Lockheed Martin Boasts to Investors: Ukraine War Fueling "$10 Billion of Opportunities ... Now to the End of the Decade"
The defense industry is bullish about military contracts to supply the Ukraine-Russia war, and replenish U.S. military stockpiles depleted by weapons transfers.
Last week, Lockheed Martin executives dined with bankers at the Waldorf Astoria Monarch Beach, a shimmering resort that sits perched above a seaside bluff in Orange County, Calif.
In a presentation, the defense contractor, which produces a variety of missiles, munitions, and rockets, gave a sunny financial forecast for the Ukraine-Russia war.
“Just switching gears to Ukraine,” said Morgan Stanley analyst Kristine Liwag, during an investor town hall with the firm. “What’s the opportunity?”
Jay Malave, the chief financial officer for Lockheed Martin, noted that his company is supplying Javelin anti-tank missiles, HIMARS mobile artillery rockets, and PAC-3 air defense missiles, among other missiles and munitions for the war.
Lockheed Martin has “visibility” of orders that include “$10 billion of opportunity,” Malave said. The surging growth, including orders to replenish U.S. military stockpiles depleted by weapons transfers to Ukraine, he continued, means "demand is enduring between, frankly, now to the end of the decade.”
The Ukraine-Russia conflict has killed or severely injured over half a million people on both sides. The war, now mired in a brutal counter-offensive by Ukrainian forces attempting to retake territory in the eastern region, has no end in sight.
But the war has created unique business opportunities for arms manufacturers and dealers to not only supply Ukraine with weapons but to also refill stockpiles of NATO countries and meet the demand for rapidly growing European defense budgets.
Last week, Reuters revealed that the Biden administration "is close to approving the shipment of longer-range missiles packed with cluster bombs to Ukraine, giving Kyiv the ability to cause significant damage deeper within Russian-occupied territory." The U.S. is reportedly considering the transfer of either or both the Army Tactical Missile Systems (ATACMS) or Guided Multiple Launch Rocket System (GMLRS) missiles to deliver cluster munitions. Both systems are produced by Lockheed Martin.
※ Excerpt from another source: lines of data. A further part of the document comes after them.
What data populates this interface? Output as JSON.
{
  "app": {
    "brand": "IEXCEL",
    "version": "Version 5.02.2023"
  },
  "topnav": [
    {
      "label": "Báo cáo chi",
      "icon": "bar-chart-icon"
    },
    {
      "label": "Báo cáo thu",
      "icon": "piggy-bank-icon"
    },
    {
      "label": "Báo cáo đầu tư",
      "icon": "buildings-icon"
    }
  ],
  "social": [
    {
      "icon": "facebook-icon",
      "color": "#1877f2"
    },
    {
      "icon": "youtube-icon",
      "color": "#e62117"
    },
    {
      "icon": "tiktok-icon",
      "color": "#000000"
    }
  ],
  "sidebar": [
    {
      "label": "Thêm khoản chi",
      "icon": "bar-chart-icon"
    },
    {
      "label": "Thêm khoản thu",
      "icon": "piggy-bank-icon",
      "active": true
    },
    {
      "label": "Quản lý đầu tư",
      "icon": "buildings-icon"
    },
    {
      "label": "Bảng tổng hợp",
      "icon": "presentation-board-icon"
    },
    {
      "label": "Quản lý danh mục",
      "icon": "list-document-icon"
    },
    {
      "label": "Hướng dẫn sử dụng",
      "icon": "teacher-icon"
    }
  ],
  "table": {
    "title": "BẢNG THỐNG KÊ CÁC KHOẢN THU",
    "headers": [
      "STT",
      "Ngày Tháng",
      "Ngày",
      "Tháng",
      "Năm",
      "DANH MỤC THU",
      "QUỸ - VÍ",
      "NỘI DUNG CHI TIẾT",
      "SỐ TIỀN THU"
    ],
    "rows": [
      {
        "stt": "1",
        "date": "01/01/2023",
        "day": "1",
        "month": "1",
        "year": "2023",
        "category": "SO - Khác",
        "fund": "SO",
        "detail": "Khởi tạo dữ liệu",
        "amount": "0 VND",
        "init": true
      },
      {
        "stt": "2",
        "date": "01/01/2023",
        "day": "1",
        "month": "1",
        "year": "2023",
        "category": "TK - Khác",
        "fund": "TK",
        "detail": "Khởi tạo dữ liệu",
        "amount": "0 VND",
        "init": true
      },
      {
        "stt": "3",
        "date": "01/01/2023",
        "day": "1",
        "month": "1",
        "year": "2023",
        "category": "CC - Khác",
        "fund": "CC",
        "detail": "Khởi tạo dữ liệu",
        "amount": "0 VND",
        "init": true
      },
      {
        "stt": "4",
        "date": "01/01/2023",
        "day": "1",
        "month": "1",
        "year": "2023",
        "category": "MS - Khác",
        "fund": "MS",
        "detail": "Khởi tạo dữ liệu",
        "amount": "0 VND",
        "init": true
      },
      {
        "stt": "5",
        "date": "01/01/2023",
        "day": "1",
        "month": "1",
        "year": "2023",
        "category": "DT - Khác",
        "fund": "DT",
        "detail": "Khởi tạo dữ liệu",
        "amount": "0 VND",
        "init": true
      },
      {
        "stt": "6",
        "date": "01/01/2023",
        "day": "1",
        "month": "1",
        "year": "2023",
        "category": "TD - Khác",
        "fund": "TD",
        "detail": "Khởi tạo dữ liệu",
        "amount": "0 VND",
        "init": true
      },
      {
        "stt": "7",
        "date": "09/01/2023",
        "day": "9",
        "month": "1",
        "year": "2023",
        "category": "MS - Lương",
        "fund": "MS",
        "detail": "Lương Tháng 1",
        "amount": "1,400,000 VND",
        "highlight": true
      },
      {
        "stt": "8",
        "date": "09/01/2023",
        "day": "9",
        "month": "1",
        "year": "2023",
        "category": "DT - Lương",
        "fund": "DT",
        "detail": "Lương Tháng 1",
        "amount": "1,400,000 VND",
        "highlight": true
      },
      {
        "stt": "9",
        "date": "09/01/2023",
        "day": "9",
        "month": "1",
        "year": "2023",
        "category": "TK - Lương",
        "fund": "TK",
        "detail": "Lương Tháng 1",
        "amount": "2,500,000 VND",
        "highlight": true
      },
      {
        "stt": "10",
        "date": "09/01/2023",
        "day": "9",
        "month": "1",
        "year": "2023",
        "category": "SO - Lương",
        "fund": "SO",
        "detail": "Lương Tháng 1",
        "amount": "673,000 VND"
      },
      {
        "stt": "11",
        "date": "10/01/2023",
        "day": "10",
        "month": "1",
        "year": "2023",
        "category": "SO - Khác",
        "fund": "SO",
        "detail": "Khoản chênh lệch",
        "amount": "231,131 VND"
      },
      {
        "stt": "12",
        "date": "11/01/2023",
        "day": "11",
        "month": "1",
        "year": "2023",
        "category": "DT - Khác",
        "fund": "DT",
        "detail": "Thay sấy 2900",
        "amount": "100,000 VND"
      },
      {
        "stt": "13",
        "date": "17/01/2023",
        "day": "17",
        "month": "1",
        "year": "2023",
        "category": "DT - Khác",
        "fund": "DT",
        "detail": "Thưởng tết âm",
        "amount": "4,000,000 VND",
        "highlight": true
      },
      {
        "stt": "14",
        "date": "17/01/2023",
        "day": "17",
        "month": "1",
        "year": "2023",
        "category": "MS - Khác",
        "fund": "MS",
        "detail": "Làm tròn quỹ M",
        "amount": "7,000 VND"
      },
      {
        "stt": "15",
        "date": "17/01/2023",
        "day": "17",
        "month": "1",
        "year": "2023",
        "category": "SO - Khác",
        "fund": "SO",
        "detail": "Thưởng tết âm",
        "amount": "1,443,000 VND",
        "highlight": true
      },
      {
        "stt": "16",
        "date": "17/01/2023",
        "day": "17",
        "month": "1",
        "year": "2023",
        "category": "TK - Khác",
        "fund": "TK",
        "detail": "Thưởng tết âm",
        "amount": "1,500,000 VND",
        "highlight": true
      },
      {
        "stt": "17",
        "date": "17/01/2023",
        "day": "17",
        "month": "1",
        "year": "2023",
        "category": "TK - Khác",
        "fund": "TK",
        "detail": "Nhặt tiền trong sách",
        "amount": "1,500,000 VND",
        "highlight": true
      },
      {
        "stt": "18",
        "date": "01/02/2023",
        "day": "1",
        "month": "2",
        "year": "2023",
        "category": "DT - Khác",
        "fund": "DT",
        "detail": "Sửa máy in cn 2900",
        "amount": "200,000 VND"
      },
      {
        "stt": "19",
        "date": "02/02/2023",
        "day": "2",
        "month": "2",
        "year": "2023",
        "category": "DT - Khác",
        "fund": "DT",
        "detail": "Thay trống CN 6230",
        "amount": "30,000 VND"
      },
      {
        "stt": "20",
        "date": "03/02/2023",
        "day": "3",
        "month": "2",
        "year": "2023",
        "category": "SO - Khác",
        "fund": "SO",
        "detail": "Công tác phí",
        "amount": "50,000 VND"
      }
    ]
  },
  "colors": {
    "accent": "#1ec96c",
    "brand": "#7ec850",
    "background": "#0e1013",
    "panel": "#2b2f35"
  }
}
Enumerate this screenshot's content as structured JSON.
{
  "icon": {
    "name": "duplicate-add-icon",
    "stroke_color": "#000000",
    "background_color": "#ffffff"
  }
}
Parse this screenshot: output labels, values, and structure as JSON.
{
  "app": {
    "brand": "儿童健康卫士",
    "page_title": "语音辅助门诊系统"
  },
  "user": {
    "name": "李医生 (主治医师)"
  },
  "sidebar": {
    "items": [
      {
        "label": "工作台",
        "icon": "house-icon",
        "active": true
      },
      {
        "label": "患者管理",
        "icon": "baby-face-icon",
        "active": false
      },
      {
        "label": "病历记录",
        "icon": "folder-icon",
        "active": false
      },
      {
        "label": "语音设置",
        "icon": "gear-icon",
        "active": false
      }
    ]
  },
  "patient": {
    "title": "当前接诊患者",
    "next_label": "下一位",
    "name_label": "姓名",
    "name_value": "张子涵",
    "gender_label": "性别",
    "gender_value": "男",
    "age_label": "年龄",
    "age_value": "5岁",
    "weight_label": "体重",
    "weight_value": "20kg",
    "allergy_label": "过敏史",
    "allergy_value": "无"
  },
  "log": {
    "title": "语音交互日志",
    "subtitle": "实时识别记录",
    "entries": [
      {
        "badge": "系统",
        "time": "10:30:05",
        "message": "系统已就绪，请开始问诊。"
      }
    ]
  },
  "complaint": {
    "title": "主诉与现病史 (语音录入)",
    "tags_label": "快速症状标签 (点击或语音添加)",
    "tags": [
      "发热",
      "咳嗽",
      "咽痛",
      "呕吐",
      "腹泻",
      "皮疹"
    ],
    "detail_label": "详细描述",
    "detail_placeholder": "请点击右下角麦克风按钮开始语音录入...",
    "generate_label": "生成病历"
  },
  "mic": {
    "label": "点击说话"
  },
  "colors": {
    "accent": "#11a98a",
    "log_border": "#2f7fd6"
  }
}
The company is apparently preparing for the sale of its long-range missile systems. Malave, during his remarks on September 14th, noted that Lockheed Martin is ramping up production, increasing GMLRS unit production to 14,000 units per year from 10,000 units per year. ATACMS can strike up at to 190 miles, and the GMLRS missiles have a 45-mile range.
The shipments to Ukraine have rapidly exhausted Pentagon supplies, creating new contracts simply to replenish U.S. arms. In late July, the Pentagon released a document detailing restocking deals. Lockheed Martin, which is set to receive nearly $2.3 billion of contracts to restock depleted U.S. weapons stockpiles, is the biggest recipient of contracts. Other recipients of large restocking contracts include Northrop Grumman, Raytheon, BAE Systems, and Oshkosh.
The conflict has also brought considerable fortunes to smaller defense contractors.
AeroVironment, the makers of the Switchblade "kamikaze drone" and PUMA drone system, has seen its prospects rise dramatically. Drone revenue grew 45% over the last year, with several orders from the U.S. Army for its Ukraine Security Assistance Initiative.